Please use this identifier to cite or link to this item: http://hdl.handle.net/20.500.12136/208
|Title:||Four millennia of Iberian biomolecular prehistory illustrate the impact of prehistoric migrations at the far end of Eurasia|
|Authors:||Valdiosera Morales, Cristina|
Vera Rodríguez, Juan Carlos
Ureña Herradón, Irene
Simões, Luciana G.
Martínez-Sánchez, Rafael M.
Svensson, Emma M.
Bermúdez de Castro, José María
Alday Ruiz, Alfonso
Hernández Vera, José Antonio
Carretero Díaz, José Miguel
Arsuaga, Juan Luis
Smith, Colin I.
|Publisher:||National Academy of Sciences|
|Citation:||Proceedings of the National Academy of Sciences, 2018, 115 (13), 3428-3433|
|Abstract:||Population genomic studies of ancient human remains have shown how modern-day European population structure has been shaped by a number of prehistoric migrations. The Neolithization of Europe has been associated with large-scale migrations from Anatolia, which was followed by migrations of herders from the Pontic steppe at the onset of the Bronze Age. Southwestern Europe was one of the last parts of the continent reached by these migrations, and modern-day populations from this region show intriguing similarities to the initial Neolithic migrants. Partly due to climatic conditions that are unfavorable for DNA preservation, regional studies on the Mediterranean remain challenging. Here, we present genome-wide sequence data from 13 individuals combined with stable isotope analysis from the north and south of Iberia covering a four-millennial temporal transect (7,500–3,500 BP). Early Iberian farmers and Early Central European farmers exhibit significant genetic differences, suggesting two independent fronts of the Neolithic expansion. The first Neolithic migrants that arrived in Iberia had low levels of genetic diversity, potentially reflecting a small number of individuals; this diversity gradually increased over time from mixing with local hunter-gatherers and potential population expansion. The impact of post-Neolithic migrations on Iberia was much smaller than for the rest of the continent, showing little external influence from the Neolithic to the Bronze Age. Paleodietary reconstruction shows that these populations have a remarkable degree of dietary homogeneity across space and time, suggesting a strong reliance on terrestrial food resources despite changing culture and genetic make-up.|
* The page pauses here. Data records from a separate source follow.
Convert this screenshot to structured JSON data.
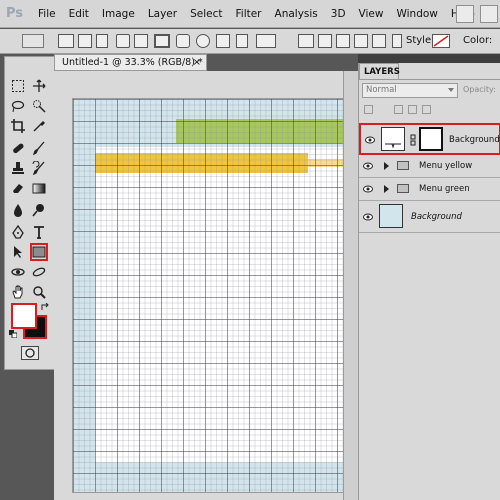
{
  "app": {
    "logo": "Ps"
  },
  "menu": {
    "items": [
      "File",
      "Edit",
      "Image",
      "Layer",
      "Select",
      "Filter",
      "Analysis",
      "3D",
      "View",
      "Window",
      "Help"
    ]
  },
  "options_bar": {
    "style_label": "Style:",
    "color_label": "Color:"
  },
  "document": {
    "tab_title": "Untitled-1 @ 33.3% (RGB/8) *",
    "close_label": "×"
  },
  "layers_panel": {
    "tab_label": "LAYERS",
    "blend_mode": "Normal",
    "opacity_label": "Opacity:",
    "layers": [
      {
        "name": "Background",
        "type": "shape",
        "selected": true
      },
      {
        "name": "Menu yellow",
        "type": "group"
      },
      {
        "name": "Menu green",
        "type": "group"
      },
      {
        "name": "Background",
        "type": "locked-background"
      }
    ]
  },
  "colors": {
    "highlight": "#d81e1e",
    "foreground": "#ffffff",
    "background": "#0e0e0e",
    "canvas_blue": "#d2e5ec",
    "menu_green": "#a7c85c",
    "menu_yellow": "#f2c53f"
  },
  "icons": {
    "toolbox": [
      "move-icon",
      "marquee-icon",
      "lasso-icon",
      "quick-select-icon",
      "crop-icon",
      "eyedropper-icon",
      "healing-brush-icon",
      "brush-icon",
      "stamp-icon",
      "history-brush-icon",
      "eraser-icon",
      "gradient-icon",
      "blur-icon",
      "dodge-icon",
      "pen-icon",
      "type-icon",
      "path-select-icon",
      "rectangle-shape-icon",
      "3d-rotate-icon",
      "3d-orbit-icon",
      "hand-icon",
      "zoom-icon"
    ]
  }
}
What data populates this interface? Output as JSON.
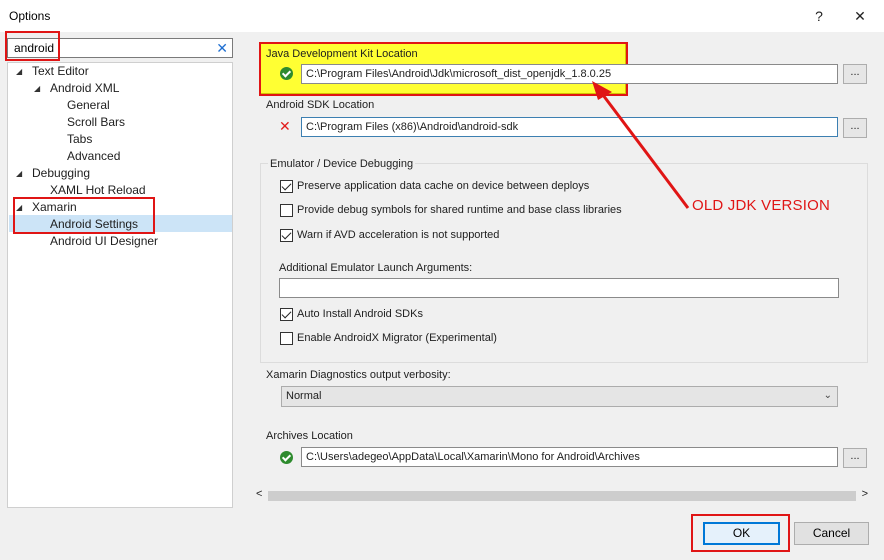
{
  "window": {
    "title": "Options",
    "help_label": "?",
    "close_label": "✕"
  },
  "search": {
    "value": "android",
    "clear_label": "✕"
  },
  "tree": {
    "items": [
      {
        "label": "Text Editor"
      },
      {
        "label": "Android XML"
      },
      {
        "label": "General"
      },
      {
        "label": "Scroll Bars"
      },
      {
        "label": "Tabs"
      },
      {
        "label": "Advanced"
      },
      {
        "label": "Debugging"
      },
      {
        "label": "XAML Hot Reload"
      },
      {
        "label": "Xamarin"
      },
      {
        "label": "Android Settings"
      },
      {
        "label": "Android UI Designer"
      }
    ],
    "selected": "Android Settings"
  },
  "jdk": {
    "label": "Java Development Kit Location",
    "value": "C:\\Program Files\\Android\\Jdk\\microsoft_dist_openjdk_1.8.0.25",
    "status": "ok",
    "browse_label": "..."
  },
  "sdk": {
    "label": "Android SDK Location",
    "value": "C:\\Program Files (x86)\\Android\\android-sdk",
    "status": "error",
    "browse_label": "..."
  },
  "emulator": {
    "group_label": "Emulator / Device Debugging",
    "options": [
      {
        "label": "Preserve application data cache on device between deploys",
        "checked": true
      },
      {
        "label": "Provide debug symbols for shared runtime and base class libraries",
        "checked": false
      },
      {
        "label": "Warn if AVD acceleration is not supported",
        "checked": true
      }
    ],
    "launch_args_label": "Additional Emulator Launch Arguments:",
    "launch_args_value": "",
    "options2": [
      {
        "label": "Auto Install Android SDKs",
        "checked": true
      },
      {
        "label": "Enable AndroidX Migrator (Experimental)",
        "checked": false
      }
    ]
  },
  "diagnostics": {
    "label": "Xamarin Diagnostics output verbosity:",
    "value": "Normal"
  },
  "archives": {
    "label": "Archives Location",
    "value": "C:\\Users\\adegeo\\AppData\\Local\\Xamarin\\Mono for Android\\Archives",
    "browse_label": "..."
  },
  "scroll": {
    "left_label": "<",
    "right_label": ">"
  },
  "buttons": {
    "ok": "OK",
    "cancel": "Cancel"
  },
  "annotation": {
    "text": "OLD JDK VERSION",
    "color": "#e01515",
    "highlight": "#ffff33"
  }
}
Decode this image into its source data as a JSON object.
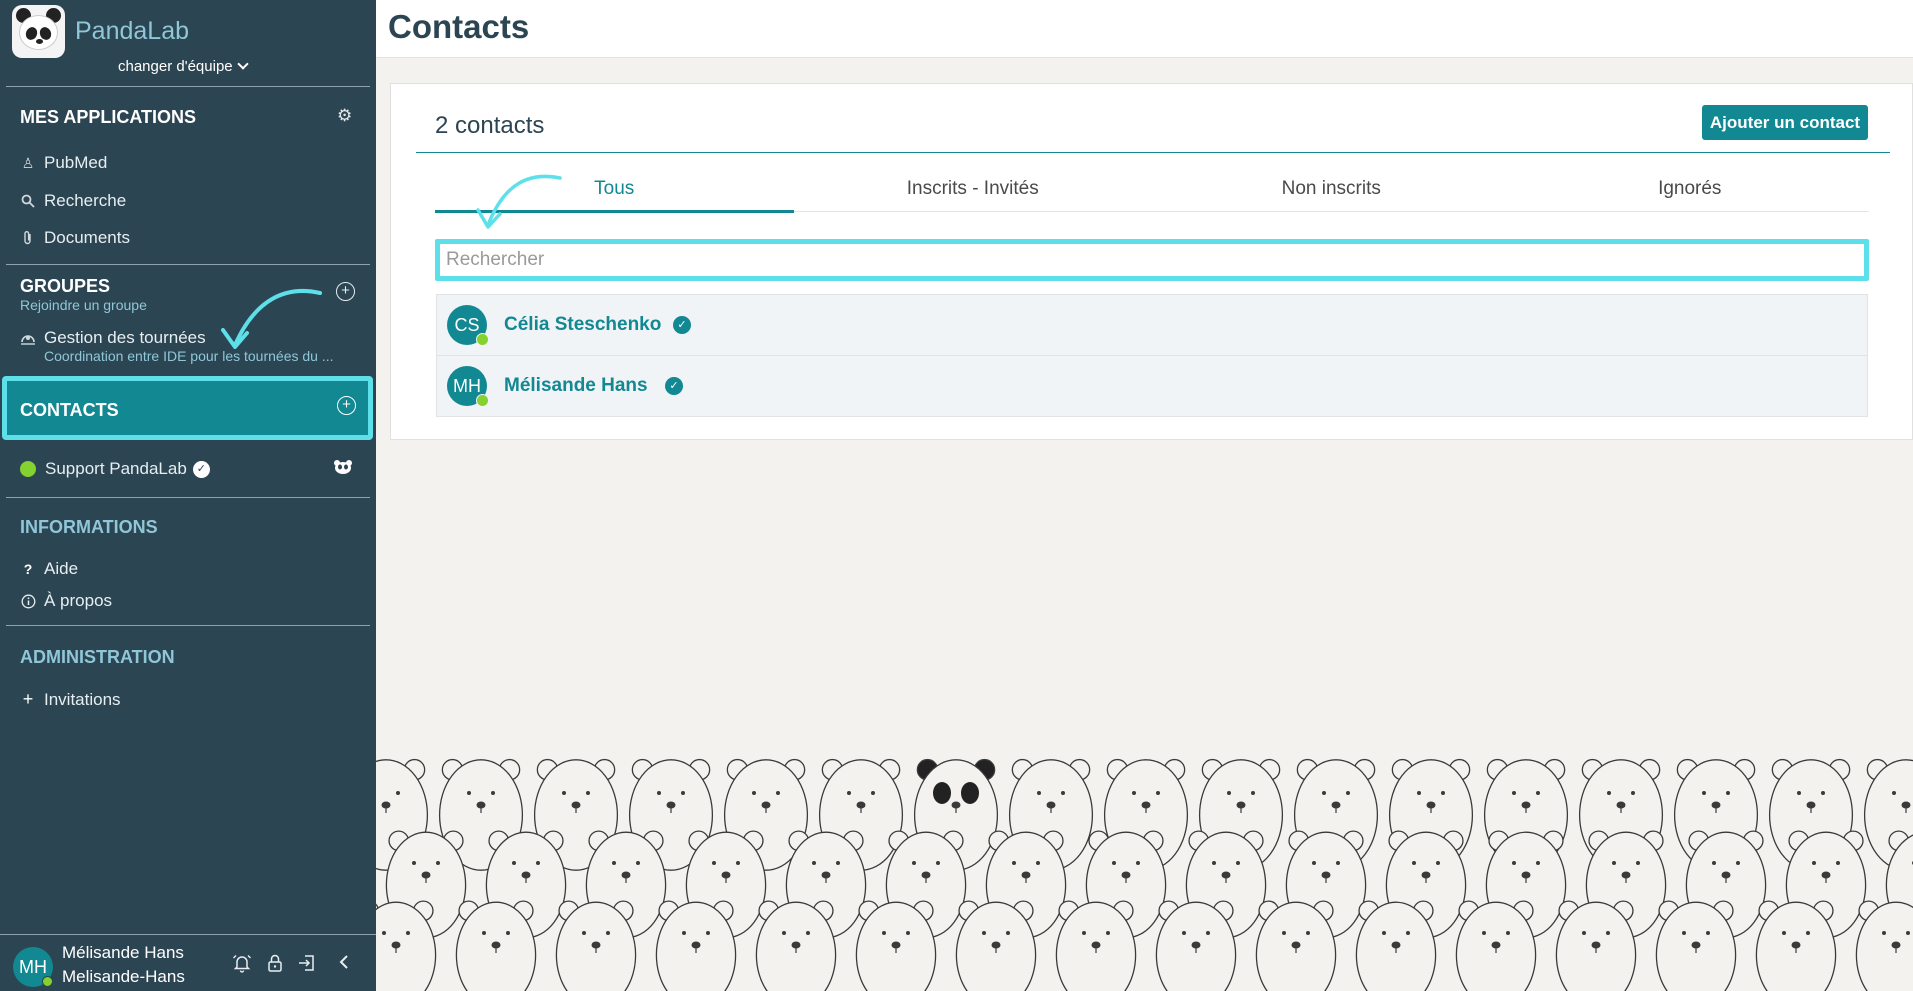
{
  "sidebar": {
    "brand": "PandaLab",
    "team_switch": "changer d'équipe",
    "apps": {
      "title": "MES APPLICATIONS",
      "items": [
        {
          "icon": "pubmed-icon",
          "label": "PubMed"
        },
        {
          "icon": "search-icon",
          "label": "Recherche"
        },
        {
          "icon": "paperclip-icon",
          "label": "Documents"
        }
      ]
    },
    "groups": {
      "title": "GROUPES",
      "subtitle": "Rejoindre un groupe",
      "items": [
        {
          "name": "Gestion des tournées",
          "description": "Coordination entre IDE pour les tournées du ..."
        }
      ]
    },
    "contacts": {
      "title": "CONTACTS",
      "items": [
        {
          "label": "Support PandaLab"
        }
      ]
    },
    "informations": {
      "title": "INFORMATIONS",
      "items": [
        {
          "icon": "question-icon",
          "label": "Aide"
        },
        {
          "icon": "info-icon",
          "label": "À propos"
        }
      ]
    },
    "administration": {
      "title": "ADMINISTRATION",
      "items": [
        {
          "icon": "plus-icon",
          "label": "Invitations"
        }
      ]
    },
    "user": {
      "initials": "MH",
      "name": "Mélisande Hans",
      "handle": "Melisande-Hans"
    }
  },
  "main": {
    "page_title": "Contacts",
    "count_title": "2 contacts",
    "add_button": "Ajouter un contact",
    "tabs": [
      {
        "label": "Tous",
        "active": true
      },
      {
        "label": "Inscrits - Invités",
        "active": false
      },
      {
        "label": "Non inscrits",
        "active": false
      },
      {
        "label": "Ignorés",
        "active": false
      }
    ],
    "search": {
      "placeholder": "Rechercher",
      "value": ""
    },
    "contacts": [
      {
        "initials": "CS",
        "name": "Célia Steschenko",
        "verified": true
      },
      {
        "initials": "MH",
        "name": "Mélisande Hans",
        "verified": true
      }
    ]
  },
  "colors": {
    "sidebar_bg": "#2c4552",
    "accent": "#128892",
    "highlight": "#5de0ea",
    "online": "#84d12f"
  }
}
|Appears in Collections:||Paleobiología|
Files in This Item:
|Four millennia of Iberian biomolecular prehistory illustrate the impact of prehistoric migrations at the far end of Eurasia_Valdiosera_et_al_2018.pdf||959,45 kB||Adobe PDF||View/Open Request a copy|
Items in DSpace are protected by copyright, with all rights reserved, unless otherwise indicated.